BillSpight: I have not read any of Wilcox's books, but I was around when he published the first EZGo articles in the American Go Journal in the '70s.
My impression is that EZGo is great for beginners. I think some of it is just wrong. E. g., counting 1 stone as 6 points of territory. At the same time, I think that some of his heuristics are quite helpful.
In particular I like the idea of sector lines and the importance of cutting them. You can add to that the idea that cutting shorter sector lines is generally more severe than cutting longer ones. (I learned that from a Japanese book long before EZGo came along. It did not talk about sector lines, of course.) Cutting sector lines fits with the idea of kurai, which is more general, probably more important, but also vaguer and harder to explain. Sector lines are concrete, and therefore helpful to beginners. Using sector lines to define keshi and the idea that the best place to play keshi is at the center of a sector line is much more problematic. (I do not know if that idea is Wilcox's, though.)

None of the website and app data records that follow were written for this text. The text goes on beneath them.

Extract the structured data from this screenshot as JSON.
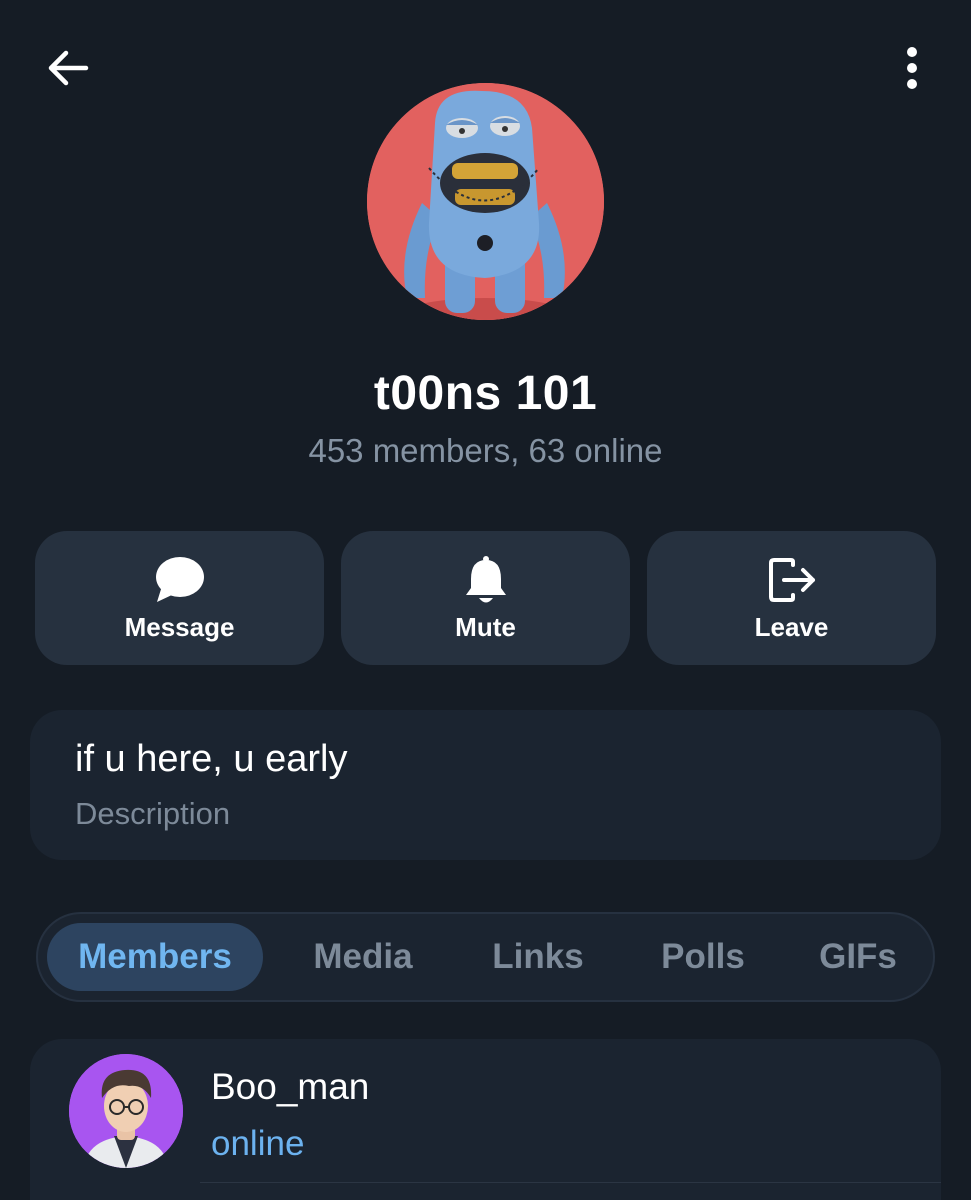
{
  "header": {
    "back_icon": "arrow-left-icon",
    "more_icon": "more-vertical-icon"
  },
  "group": {
    "avatar": "clay-monster-avatar",
    "title": "t00ns 101",
    "subtitle": "453 members, 63 online"
  },
  "actions": [
    {
      "label": "Message",
      "icon": "chat-bubble-icon"
    },
    {
      "label": "Mute",
      "icon": "bell-icon"
    },
    {
      "label": "Leave",
      "icon": "leave-icon"
    }
  ],
  "description": {
    "text": "if u here, u early",
    "label": "Description"
  },
  "tabs": [
    {
      "label": "Members",
      "active": true
    },
    {
      "label": "Media",
      "active": false
    },
    {
      "label": "Links",
      "active": false
    },
    {
      "label": "Polls",
      "active": false
    },
    {
      "label": "GIFs",
      "active": false
    }
  ],
  "members": [
    {
      "name": "Boo_man",
      "status": "online",
      "avatar": "cartoon-boy-avatar"
    }
  ],
  "colors": {
    "background": "#151c25",
    "card": "#1b2430",
    "button": "#26313f",
    "accent": "#70b6f0",
    "muted_text": "#7d8a99",
    "online": "#6cb2ef"
  }
}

Discussion moved to five liberties comments.
RobertJasiek: What is kurai?:) - Every computer program developer should be able to invent sector lines and a concept of shorter sector lines cutting longer ones, even if it is not used in a program. - I am a strong tactician (though a slow reader), so I am not impressed by liberty or territory rules of thumb. - To summarize: I remain unimpressed:( Bill, thx for your attempt anyway.
Hdouble: This is a quirky book, but potentially a good one for the same general audience as TheSecondBookofGo -- players who understand the rules of the game and are now seeking some guidance in strategy and tactics.

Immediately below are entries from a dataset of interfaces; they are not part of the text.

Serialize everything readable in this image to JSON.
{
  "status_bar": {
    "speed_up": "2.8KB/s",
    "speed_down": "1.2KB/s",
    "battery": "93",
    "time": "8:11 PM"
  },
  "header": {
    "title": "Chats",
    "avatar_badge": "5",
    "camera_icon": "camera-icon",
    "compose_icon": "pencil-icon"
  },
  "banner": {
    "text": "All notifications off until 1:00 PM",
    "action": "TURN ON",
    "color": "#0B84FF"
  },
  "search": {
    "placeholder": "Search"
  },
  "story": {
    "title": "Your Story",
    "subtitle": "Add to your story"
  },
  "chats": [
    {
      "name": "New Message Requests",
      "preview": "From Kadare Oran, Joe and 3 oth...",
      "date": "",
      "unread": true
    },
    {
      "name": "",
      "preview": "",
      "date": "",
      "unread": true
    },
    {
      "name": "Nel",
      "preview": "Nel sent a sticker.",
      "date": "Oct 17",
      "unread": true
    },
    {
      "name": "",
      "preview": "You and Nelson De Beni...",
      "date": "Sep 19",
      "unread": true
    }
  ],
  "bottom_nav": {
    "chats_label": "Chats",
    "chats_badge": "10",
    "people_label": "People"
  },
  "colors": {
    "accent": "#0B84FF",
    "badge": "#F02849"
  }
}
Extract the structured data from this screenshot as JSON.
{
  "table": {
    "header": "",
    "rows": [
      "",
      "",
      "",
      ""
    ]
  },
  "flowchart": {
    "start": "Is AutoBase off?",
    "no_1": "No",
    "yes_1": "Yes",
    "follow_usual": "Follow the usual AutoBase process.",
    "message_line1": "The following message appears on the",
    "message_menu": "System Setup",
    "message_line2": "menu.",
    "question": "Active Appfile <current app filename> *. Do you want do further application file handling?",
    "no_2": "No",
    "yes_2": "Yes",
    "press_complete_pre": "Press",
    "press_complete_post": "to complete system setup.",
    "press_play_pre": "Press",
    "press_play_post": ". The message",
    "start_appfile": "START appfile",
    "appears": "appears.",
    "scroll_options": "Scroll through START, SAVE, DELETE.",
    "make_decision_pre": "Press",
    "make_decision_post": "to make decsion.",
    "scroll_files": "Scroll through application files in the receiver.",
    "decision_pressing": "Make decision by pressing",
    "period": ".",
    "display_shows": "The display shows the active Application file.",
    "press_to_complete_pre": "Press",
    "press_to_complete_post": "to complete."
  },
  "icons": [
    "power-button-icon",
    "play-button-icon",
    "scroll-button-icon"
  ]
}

EZGO starts with a 30-40 page fundamentals section that explains the rules of the game as well as a basic discussion of links, shape, and tactics. The authors give permission for this whole section to be photocopied and distributed, and I think it could make a great handout for demos and potential go converts. In fact, this first section is probably one of my favorite parts of the book, and did a lot to move me out of the fumbling beginner stage when I was fairly new to go.
In terms of presentation, this book is a mixed bag. On the one hand, the goofy illustrations and chatty digressions make this a fun book to pick up and browse. The flip side is that this book is not very well organized, and most of the chapter titles are catchy rather than descriptive - "The Wolf Pack", "Buy Wholesale, Sell Retail", etc. The metaphors and analogies used ARE potentially useful, but this structure makes it difficult to locate points in the text to revisit. And although there is a decent 2-page glossary of Japanese go terms in the back, I wish these had been used more liberally in the body of the text -- it would give the EZGO student an easier time moving on to other books and resources.